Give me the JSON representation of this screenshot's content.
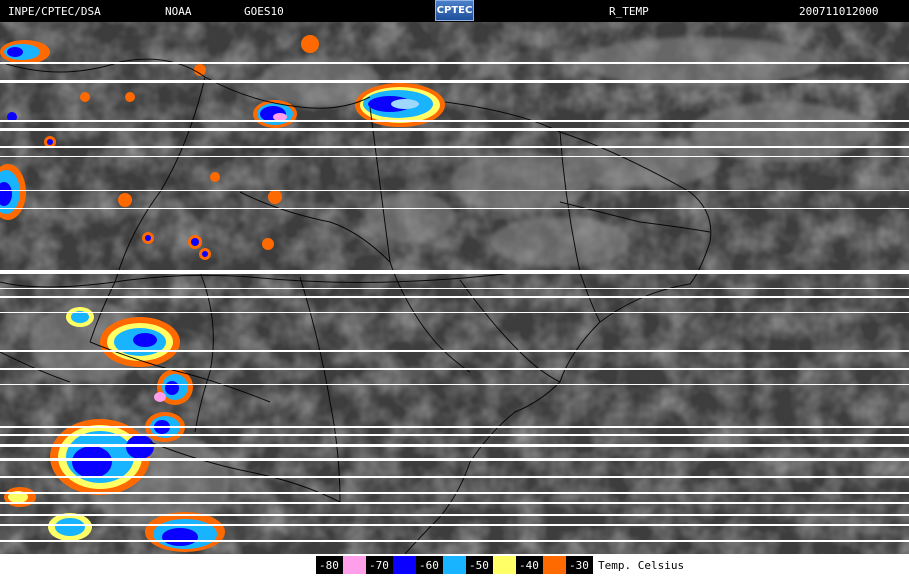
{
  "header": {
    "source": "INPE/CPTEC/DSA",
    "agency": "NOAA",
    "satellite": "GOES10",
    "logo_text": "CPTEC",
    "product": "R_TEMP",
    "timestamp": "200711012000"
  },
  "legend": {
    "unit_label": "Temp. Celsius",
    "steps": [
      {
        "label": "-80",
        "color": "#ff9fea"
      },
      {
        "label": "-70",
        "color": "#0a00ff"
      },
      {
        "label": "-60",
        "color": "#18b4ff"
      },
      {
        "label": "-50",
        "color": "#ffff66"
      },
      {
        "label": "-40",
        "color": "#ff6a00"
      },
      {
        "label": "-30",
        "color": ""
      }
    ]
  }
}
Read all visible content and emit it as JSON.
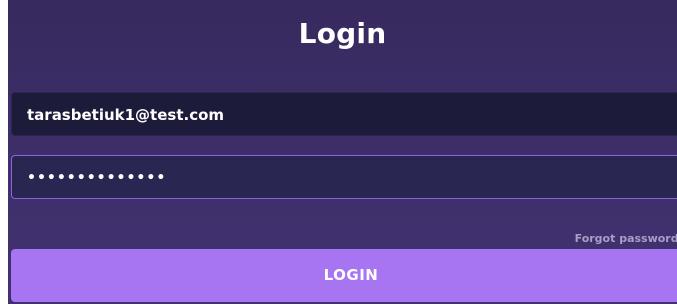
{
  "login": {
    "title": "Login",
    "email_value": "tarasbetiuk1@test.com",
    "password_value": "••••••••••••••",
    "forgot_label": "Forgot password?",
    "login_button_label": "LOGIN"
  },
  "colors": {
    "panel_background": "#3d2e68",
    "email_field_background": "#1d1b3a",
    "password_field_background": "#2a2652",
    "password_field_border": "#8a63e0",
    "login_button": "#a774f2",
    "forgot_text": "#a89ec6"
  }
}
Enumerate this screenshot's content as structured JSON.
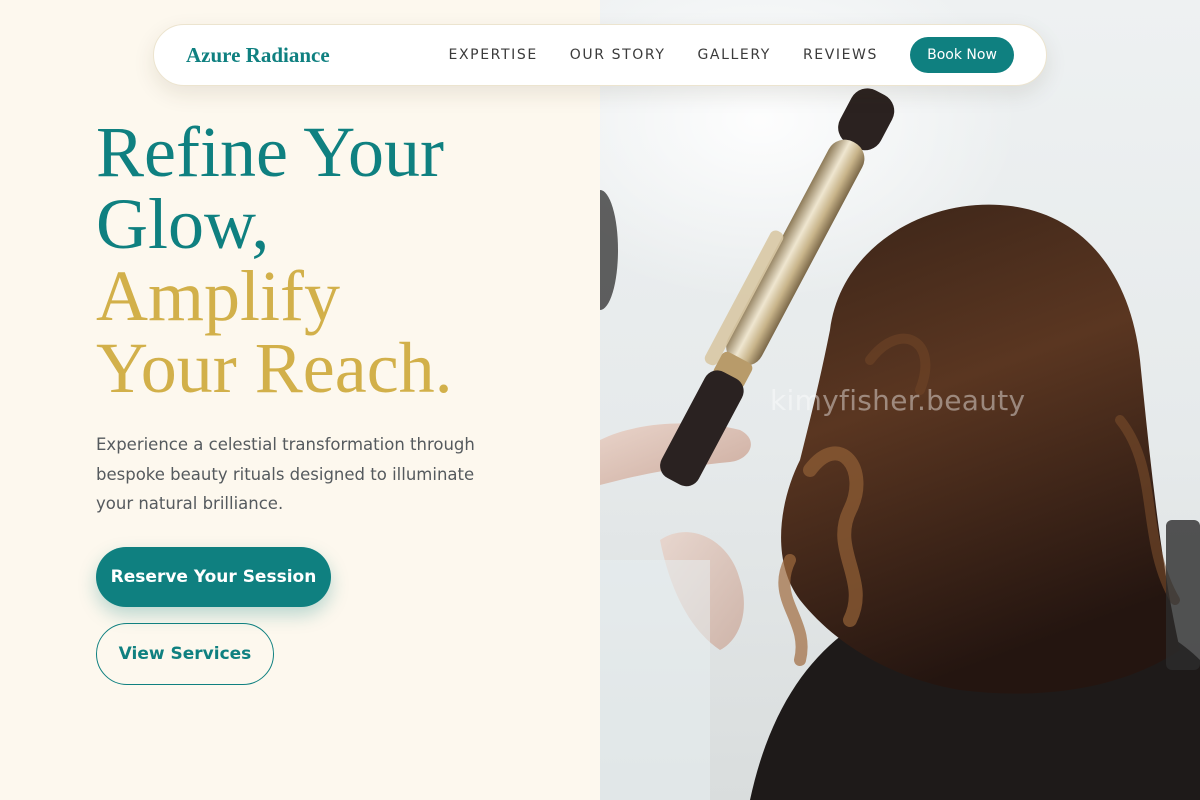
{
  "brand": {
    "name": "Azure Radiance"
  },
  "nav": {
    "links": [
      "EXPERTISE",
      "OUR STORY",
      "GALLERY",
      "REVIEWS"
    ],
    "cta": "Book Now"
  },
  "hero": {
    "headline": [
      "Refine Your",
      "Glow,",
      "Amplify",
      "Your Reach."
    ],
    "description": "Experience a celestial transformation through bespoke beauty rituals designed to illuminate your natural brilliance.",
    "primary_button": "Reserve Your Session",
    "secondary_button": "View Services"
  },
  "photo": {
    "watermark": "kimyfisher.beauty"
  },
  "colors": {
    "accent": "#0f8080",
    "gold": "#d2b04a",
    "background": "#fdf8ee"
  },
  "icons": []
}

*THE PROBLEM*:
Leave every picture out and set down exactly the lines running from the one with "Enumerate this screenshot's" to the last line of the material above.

*TASK OUTPUT*:
Enumerate this screenshot's content as structured JSON.
{
  "brand": {
    "name": "Azure Radiance"
  },
  "nav": {
    "links": [
      "EXPERTISE",
      "OUR STORY",
      "GALLERY",
      "REVIEWS"
    ],
    "cta": "Book Now"
  },
  "hero": {
    "headline": [
      "Refine Your",
      "Glow,",
      "Amplify",
      "Your Reach."
    ],
    "description": "Experience a celestial transformation through bespoke beauty rituals designed to illuminate your natural brilliance.",
    "primary_button": "Reserve Your Session",
    "secondary_button": "View Services"
  },
  "photo": {
    "watermark": "kimyfisher.beauty"
  },
  "colors": {
    "accent": "#0f8080",
    "gold": "#d2b04a",
    "background": "#fdf8ee"
  },
  "icons": []
}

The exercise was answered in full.